"I've been working on a few little technical things, trying to get a little bit less weight on my front foot. At times I can be a little bit flat-footed and my feet get planted and then I struggle to move again. I have my initial movement and then I get a little bit stuck. I've talked a lot and worked a fair bit with Andrew McDonald, who I go back to every time things don't seem quite right and he seems to sort it out pretty quick, so it's been nice to have a good chunk of training and focusing on a few little technical changes."
Assessing Guptill, Finch argued that he was the sort of batsman who could flick the switch from struggling to thriving with one innings or even one sweetly struck shot, meaning the Australia new-ball brigade, including the IPL-bound Jhye Richardson and Riley Meredith, would need to be as sharp as possible in the opening exchanges.
"He's a great player, had a lot of success in one-day and T20 cricket, he's played some great knocks against us as well," Finch said. "With guys who are so dynamic at the top of the order, that sometimes can take one shot, one innings and they're back flying again.
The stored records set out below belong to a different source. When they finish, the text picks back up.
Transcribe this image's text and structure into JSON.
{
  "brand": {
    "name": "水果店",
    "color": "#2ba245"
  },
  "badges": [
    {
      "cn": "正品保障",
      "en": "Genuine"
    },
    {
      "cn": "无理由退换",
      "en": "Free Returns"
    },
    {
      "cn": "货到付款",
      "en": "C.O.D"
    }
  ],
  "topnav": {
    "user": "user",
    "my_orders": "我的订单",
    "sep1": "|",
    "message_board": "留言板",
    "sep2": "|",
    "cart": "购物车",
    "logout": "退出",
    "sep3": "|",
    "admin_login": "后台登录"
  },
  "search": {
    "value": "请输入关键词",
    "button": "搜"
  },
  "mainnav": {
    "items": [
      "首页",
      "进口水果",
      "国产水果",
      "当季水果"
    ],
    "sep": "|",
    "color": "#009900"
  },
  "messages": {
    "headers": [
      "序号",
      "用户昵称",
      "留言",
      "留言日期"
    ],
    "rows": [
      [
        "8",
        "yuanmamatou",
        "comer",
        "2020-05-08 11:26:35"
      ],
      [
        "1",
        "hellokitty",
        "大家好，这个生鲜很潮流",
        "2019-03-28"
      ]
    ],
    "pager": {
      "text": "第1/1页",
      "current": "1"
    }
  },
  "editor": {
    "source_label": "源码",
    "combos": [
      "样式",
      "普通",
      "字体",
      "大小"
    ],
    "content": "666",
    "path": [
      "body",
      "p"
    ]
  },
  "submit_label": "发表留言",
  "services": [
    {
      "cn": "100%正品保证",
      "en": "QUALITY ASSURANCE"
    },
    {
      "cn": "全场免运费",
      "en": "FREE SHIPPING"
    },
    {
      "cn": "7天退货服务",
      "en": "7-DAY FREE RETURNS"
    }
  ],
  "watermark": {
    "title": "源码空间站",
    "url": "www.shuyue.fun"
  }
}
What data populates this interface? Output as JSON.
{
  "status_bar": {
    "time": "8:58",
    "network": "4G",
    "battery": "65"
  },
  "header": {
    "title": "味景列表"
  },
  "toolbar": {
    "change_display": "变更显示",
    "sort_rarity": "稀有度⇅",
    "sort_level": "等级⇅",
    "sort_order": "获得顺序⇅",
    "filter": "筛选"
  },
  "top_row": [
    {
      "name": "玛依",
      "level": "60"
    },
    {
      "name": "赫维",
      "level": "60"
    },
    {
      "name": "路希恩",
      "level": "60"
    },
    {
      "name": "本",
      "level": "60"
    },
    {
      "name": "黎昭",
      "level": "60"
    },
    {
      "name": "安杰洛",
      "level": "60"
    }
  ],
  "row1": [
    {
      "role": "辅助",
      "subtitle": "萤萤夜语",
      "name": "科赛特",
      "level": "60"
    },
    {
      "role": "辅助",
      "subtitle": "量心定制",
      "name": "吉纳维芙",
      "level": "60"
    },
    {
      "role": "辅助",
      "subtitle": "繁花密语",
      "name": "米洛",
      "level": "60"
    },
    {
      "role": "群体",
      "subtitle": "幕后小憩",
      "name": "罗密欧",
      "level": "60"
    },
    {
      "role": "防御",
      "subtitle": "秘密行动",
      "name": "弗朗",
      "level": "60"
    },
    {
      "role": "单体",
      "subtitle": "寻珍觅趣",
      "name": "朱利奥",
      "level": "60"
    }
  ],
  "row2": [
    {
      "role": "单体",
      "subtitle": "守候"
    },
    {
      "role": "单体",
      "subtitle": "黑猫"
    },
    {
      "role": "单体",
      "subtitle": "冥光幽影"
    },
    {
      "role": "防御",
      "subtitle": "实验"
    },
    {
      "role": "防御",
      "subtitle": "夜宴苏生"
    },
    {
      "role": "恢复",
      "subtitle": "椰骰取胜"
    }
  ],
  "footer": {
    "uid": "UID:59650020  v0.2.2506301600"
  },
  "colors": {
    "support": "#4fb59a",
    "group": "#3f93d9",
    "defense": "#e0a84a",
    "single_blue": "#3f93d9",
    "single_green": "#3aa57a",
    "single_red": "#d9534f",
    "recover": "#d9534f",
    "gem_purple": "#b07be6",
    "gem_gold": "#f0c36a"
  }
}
So he's someone we're doing a lot of planning for, a lot of preparation, so you never take anyone with his quality and skill lightly.
"They're a well drilled, quality side, they do the basics really well, so we've been watching them, watching a bit of videos of the guys we might not have seen a huge amount of or played a huge amount against, to keep getting as much information as we can and making sure that our plans are as solid as they can be leading up to game one."
Richardson, Meredith and Josh Philippe are chief among the young names in the squad, with the wristspinner Tanveer Sangha another. Finch had been quite clear on what the team's batting order would look like on arrival in New Zealand, but was a little more circumspect the day before hostilities began.
"The first aim is to win the series but there's also a bit of information grabbing throughout the series with guys in some different roles potentially," he said, "but our No. 1 focus is to try to win the series. We're coming up against a great New Zealand side, quite experienced as well, so we're going to have to be on our game."
Australian cricket is currently in a somewhat introspective mood, as strategic discussions around various elements of the game gather pace. Finch was queried on the shape of the domestic limited-overs competition, which has slipped further and further down the order of priorities since the start of the BBL in 2011, and conceded life had got tougher for selectors, coaches and captains to get a good reading on who their best 50-over players were.
"The amount of cricket domestically we play compared to everyone else around the world is chalk and cheese," Finch said. "Compared to other countries playing 10 plus games every year, that's something I'd love to see players playing more, particularly young guys who are still trying to learn their craft and learn the best way for them to go about playing 50-over cricket with ball, bat, spinners.
"Obviously this year is totally different with Covid and everyone understands that, but I'd love to see more get played. I think when I first started playing it was 10…so by the time I was 24 I'd played maybe 40 or 50 games, whereas guys now might've played 15 during that period.
"I think it's one of those things we've got to relook at again and try to find some different ways to go about it to play deeper one-day cricket into the season. I think having it all done by September/October and then playing no one-day cricket until the same time next year it's not ideal."
Finch and the acting head coach Andrew McDonald will represent Australia's squad at a memorial service dedicated to the victims of the Christchurch earthquake on Monday, 10 years after the event.

Daniel Brettig is an assistant editor at ESPNcricinfo. @danbrettig